*** Material supplied
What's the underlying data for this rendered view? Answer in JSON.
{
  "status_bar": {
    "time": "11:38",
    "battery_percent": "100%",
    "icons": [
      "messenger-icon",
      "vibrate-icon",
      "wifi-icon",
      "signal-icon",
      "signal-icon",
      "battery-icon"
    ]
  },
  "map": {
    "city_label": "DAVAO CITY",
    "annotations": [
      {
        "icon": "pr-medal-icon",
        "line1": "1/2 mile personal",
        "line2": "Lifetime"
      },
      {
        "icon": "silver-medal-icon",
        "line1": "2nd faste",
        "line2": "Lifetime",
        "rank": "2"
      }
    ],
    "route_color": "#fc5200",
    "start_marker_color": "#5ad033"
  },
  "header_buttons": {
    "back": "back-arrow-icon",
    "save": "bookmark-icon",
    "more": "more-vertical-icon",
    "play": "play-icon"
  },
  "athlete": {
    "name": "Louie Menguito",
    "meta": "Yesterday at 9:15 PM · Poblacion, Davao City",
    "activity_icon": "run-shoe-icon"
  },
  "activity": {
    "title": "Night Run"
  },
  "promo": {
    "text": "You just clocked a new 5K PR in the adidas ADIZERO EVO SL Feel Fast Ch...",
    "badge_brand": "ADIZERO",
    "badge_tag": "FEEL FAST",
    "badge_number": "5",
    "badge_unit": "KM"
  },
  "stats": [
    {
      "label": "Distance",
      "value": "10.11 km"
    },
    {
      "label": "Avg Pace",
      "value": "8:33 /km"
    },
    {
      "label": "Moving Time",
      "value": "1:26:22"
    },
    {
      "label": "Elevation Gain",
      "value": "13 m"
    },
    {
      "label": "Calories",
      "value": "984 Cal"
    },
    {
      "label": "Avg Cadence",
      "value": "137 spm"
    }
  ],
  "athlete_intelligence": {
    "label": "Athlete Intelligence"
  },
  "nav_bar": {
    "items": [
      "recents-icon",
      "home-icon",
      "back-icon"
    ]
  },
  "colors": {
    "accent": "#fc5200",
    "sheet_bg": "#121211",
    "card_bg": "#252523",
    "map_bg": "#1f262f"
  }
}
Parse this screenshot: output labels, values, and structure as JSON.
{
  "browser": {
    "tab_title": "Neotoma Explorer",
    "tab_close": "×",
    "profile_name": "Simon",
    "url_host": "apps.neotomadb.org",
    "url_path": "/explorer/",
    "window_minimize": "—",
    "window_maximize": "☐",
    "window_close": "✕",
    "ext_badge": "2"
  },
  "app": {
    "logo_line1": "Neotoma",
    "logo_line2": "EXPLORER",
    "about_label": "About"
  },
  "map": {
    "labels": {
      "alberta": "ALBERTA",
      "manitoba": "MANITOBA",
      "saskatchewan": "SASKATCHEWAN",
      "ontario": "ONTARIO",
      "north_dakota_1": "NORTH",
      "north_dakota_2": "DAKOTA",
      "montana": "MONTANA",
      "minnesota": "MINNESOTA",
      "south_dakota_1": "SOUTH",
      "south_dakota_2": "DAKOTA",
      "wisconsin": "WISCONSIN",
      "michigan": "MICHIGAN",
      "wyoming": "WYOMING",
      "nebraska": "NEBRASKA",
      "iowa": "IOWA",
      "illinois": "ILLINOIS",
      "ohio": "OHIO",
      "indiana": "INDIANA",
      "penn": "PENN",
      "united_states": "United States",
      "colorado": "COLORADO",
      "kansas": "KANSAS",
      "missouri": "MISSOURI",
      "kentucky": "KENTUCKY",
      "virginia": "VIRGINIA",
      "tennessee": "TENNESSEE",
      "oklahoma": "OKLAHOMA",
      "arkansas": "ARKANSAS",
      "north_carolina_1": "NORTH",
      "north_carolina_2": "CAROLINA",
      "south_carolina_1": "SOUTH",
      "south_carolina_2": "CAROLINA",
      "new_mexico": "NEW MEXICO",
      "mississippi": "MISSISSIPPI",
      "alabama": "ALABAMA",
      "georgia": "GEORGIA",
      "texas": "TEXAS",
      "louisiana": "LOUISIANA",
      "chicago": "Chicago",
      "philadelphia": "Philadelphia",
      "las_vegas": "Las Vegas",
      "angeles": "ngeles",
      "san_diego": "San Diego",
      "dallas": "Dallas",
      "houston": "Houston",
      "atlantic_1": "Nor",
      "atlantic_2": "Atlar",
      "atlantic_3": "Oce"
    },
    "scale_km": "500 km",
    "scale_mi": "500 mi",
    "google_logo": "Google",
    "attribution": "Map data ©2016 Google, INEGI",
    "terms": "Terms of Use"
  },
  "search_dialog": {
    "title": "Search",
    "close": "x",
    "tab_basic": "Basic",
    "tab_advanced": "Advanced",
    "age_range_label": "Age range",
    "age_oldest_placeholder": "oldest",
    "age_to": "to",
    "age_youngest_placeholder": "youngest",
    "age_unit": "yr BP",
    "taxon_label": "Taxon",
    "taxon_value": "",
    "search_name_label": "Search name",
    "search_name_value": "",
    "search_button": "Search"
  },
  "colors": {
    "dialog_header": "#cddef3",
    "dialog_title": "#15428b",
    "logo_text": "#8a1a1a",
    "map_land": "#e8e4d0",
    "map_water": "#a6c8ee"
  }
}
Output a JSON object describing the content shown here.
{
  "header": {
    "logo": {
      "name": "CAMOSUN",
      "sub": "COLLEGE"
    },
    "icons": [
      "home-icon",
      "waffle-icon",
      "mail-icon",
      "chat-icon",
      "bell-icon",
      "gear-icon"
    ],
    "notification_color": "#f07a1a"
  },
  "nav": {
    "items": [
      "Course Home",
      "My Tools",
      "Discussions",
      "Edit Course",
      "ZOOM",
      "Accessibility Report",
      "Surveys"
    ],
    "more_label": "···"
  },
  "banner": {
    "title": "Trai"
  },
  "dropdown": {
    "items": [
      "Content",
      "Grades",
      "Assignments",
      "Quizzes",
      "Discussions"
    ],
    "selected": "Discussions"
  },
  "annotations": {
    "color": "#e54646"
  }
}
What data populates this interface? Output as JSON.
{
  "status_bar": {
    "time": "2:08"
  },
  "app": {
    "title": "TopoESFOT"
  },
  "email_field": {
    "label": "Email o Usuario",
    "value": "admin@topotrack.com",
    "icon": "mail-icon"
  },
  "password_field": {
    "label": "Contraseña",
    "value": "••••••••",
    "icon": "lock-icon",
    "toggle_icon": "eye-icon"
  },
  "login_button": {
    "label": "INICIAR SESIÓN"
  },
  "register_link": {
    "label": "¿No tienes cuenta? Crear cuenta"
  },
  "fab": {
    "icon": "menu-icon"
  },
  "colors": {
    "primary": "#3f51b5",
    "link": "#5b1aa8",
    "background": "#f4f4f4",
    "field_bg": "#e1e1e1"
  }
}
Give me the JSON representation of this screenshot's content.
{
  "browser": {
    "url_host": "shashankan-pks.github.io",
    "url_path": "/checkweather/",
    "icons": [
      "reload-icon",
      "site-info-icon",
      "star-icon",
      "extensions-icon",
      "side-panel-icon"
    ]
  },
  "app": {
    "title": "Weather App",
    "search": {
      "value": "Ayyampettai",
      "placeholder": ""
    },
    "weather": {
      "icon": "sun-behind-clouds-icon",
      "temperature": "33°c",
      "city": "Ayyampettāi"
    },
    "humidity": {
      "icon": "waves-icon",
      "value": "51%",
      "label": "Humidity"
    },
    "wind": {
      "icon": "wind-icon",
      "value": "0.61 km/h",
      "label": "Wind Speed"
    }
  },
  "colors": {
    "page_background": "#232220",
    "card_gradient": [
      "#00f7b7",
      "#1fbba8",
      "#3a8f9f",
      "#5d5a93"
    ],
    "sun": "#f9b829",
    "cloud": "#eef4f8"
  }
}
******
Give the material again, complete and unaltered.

**Solution to this problem**
What's the underlying data for this rendered view? Answer in JSON.
{
  "status_bar": {
    "time": "11:38",
    "battery_percent": "100%",
    "icons": [
      "messenger-icon",
      "vibrate-icon",
      "wifi-icon",
      "signal-icon",
      "signal-icon",
      "battery-icon"
    ]
  },
  "map": {
    "city_label": "DAVAO CITY",
    "annotations": [
      {
        "icon": "pr-medal-icon",
        "line1": "1/2 mile personal",
        "line2": "Lifetime"
      },
      {
        "icon": "silver-medal-icon",
        "line1": "2nd faste",
        "line2": "Lifetime",
        "rank": "2"
      }
    ],
    "route_color": "#fc5200",
    "start_marker_color": "#5ad033"
  },
  "header_buttons": {
    "back": "back-arrow-icon",
    "save": "bookmark-icon",
    "more": "more-vertical-icon",
    "play": "play-icon"
  },
  "athlete": {
    "name": "Louie Menguito",
    "meta": "Yesterday at 9:15 PM · Poblacion, Davao City",
    "activity_icon": "run-shoe-icon"
  },
  "activity": {
    "title": "Night Run"
  },
  "promo": {
    "text": "You just clocked a new 5K PR in the adidas ADIZERO EVO SL Feel Fast Ch...",
    "badge_brand": "ADIZERO",
    "badge_tag": "FEEL FAST",
    "badge_number": "5",
    "badge_unit": "KM"
  },
  "stats": [
    {
      "label": "Distance",
      "value": "10.11 km"
    },
    {
      "label": "Avg Pace",
      "value": "8:33 /km"
    },
    {
      "label": "Moving Time",
      "value": "1:26:22"
    },
    {
      "label": "Elevation Gain",
      "value": "13 m"
    },
    {
      "label": "Calories",
      "value": "984 Cal"
    },
    {
      "label": "Avg Cadence",
      "value": "137 spm"
    }
  ],
  "athlete_intelligence": {
    "label": "Athlete Intelligence"
  },
  "nav_bar": {
    "items": [
      "recents-icon",
      "home-icon",
      "back-icon"
    ]
  },
  "colors": {
    "accent": "#fc5200",
    "sheet_bg": "#121211",
    "card_bg": "#252523",
    "map_bg": "#1f262f"
  }
}
Parse this screenshot: output labels, values, and structure as JSON.
{
  "browser": {
    "tab_title": "Neotoma Explorer",
    "tab_close": "×",
    "profile_name": "Simon",
    "url_host": "apps.neotomadb.org",
    "url_path": "/explorer/",
    "window_minimize": "—",
    "window_maximize": "☐",
    "window_close": "✕",
    "ext_badge": "2"
  },
  "app": {
    "logo_line1": "Neotoma",
    "logo_line2": "EXPLORER",
    "about_label": "About"
  },
  "map": {
    "labels": {
      "alberta": "ALBERTA",
      "manitoba": "MANITOBA",
      "saskatchewan": "SASKATCHEWAN",
      "ontario": "ONTARIO",
      "north_dakota_1": "NORTH",
      "north_dakota_2": "DAKOTA",
      "montana": "MONTANA",
      "minnesota": "MINNESOTA",
      "south_dakota_1": "SOUTH",
      "south_dakota_2": "DAKOTA",
      "wisconsin": "WISCONSIN",
      "michigan": "MICHIGAN",
      "wyoming": "WYOMING",
      "nebraska": "NEBRASKA",
      "iowa": "IOWA",
      "illinois": "ILLINOIS",
      "ohio": "OHIO",
      "indiana": "INDIANA",
      "penn": "PENN",
      "united_states": "United States",
      "colorado": "COLORADO",
      "kansas": "KANSAS",
      "missouri": "MISSOURI",
      "kentucky": "KENTUCKY",
      "virginia": "VIRGINIA",
      "tennessee": "TENNESSEE",
      "oklahoma": "OKLAHOMA",
      "arkansas": "ARKANSAS",
      "north_carolina_1": "NORTH",
      "north_carolina_2": "CAROLINA",
      "south_carolina_1": "SOUTH",
      "south_carolina_2": "CAROLINA",
      "new_mexico": "NEW MEXICO",
      "mississippi": "MISSISSIPPI",
      "alabama": "ALABAMA",
      "georgia": "GEORGIA",
      "texas": "TEXAS",
      "louisiana": "LOUISIANA",
      "chicago": "Chicago",
      "philadelphia": "Philadelphia",
      "las_vegas": "Las Vegas",
      "angeles": "ngeles",
      "san_diego": "San Diego",
      "dallas": "Dallas",
      "houston": "Houston",
      "atlantic_1": "Nor",
      "atlantic_2": "Atlar",
      "atlantic_3": "Oce"
    },
    "scale_km": "500 km",
    "scale_mi": "500 mi",
    "google_logo": "Google",
    "attribution": "Map data ©2016 Google, INEGI",
    "terms": "Terms of Use"
  },
  "search_dialog": {
    "title": "Search",
    "close": "x",
    "tab_basic": "Basic",
    "tab_advanced": "Advanced",
    "age_range_label": "Age range",
    "age_oldest_placeholder": "oldest",
    "age_to": "to",
    "age_youngest_placeholder": "youngest",
    "age_unit": "yr BP",
    "taxon_label": "Taxon",
    "taxon_value": "",
    "search_name_label": "Search name",
    "search_name_value": "",
    "search_button": "Search"
  },
  "colors": {
    "dialog_header": "#cddef3",
    "dialog_title": "#15428b",
    "logo_text": "#8a1a1a",
    "map_land": "#e8e4d0",
    "map_water": "#a6c8ee"
  }
}
Output a JSON object describing the content shown here.
{
  "header": {
    "logo": {
      "name": "CAMOSUN",
      "sub": "COLLEGE"
    },
    "icons": [
      "home-icon",
      "waffle-icon",
      "mail-icon",
      "chat-icon",
      "bell-icon",
      "gear-icon"
    ],
    "notification_color": "#f07a1a"
  },
  "nav": {
    "items": [
      "Course Home",
      "My Tools",
      "Discussions",
      "Edit Course",
      "ZOOM",
      "Accessibility Report",
      "Surveys"
    ],
    "more_label": "···"
  },
  "banner": {
    "title": "Trai"
  },
  "dropdown": {
    "items": [
      "Content",
      "Grades",
      "Assignments",
      "Quizzes",
      "Discussions"
    ],
    "selected": "Discussions"
  },
  "annotations": {
    "color": "#e54646"
  }
}
What data populates this interface? Output as JSON.
{
  "status_bar": {
    "time": "2:08"
  },
  "app": {
    "title": "TopoESFOT"
  },
  "email_field": {
    "label": "Email o Usuario",
    "value": "admin@topotrack.com",
    "icon": "mail-icon"
  },
  "password_field": {
    "label": "Contraseña",
    "value": "••••••••",
    "icon": "lock-icon",
    "toggle_icon": "eye-icon"
  },
  "login_button": {
    "label": "INICIAR SESIÓN"
  },
  "register_link": {
    "label": "¿No tienes cuenta? Crear cuenta"
  },
  "fab": {
    "icon": "menu-icon"
  },
  "colors": {
    "primary": "#3f51b5",
    "link": "#5b1aa8",
    "background": "#f4f4f4",
    "field_bg": "#e1e1e1"
  }
}
Give me the JSON representation of this screenshot's content.
{
  "browser": {
    "url_host": "shashankan-pks.github.io",
    "url_path": "/checkweather/",
    "icons": [
      "reload-icon",
      "site-info-icon",
      "star-icon",
      "extensions-icon",
      "side-panel-icon"
    ]
  },
  "app": {
    "title": "Weather App",
    "search": {
      "value": "Ayyampettai",
      "placeholder": ""
    },
    "weather": {
      "icon": "sun-behind-clouds-icon",
      "temperature": "33°c",
      "city": "Ayyampettāi"
    },
    "humidity": {
      "icon": "waves-icon",
      "value": "51%",
      "label": "Humidity"
    },
    "wind": {
      "icon": "wind-icon",
      "value": "0.61 km/h",
      "label": "Wind Speed"
    }
  },
  "colors": {
    "page_background": "#232220",
    "card_gradient": [
      "#00f7b7",
      "#1fbba8",
      "#3a8f9f",
      "#5d5a93"
    ],
    "sun": "#f9b829",
    "cloud": "#eef4f8"
  }
}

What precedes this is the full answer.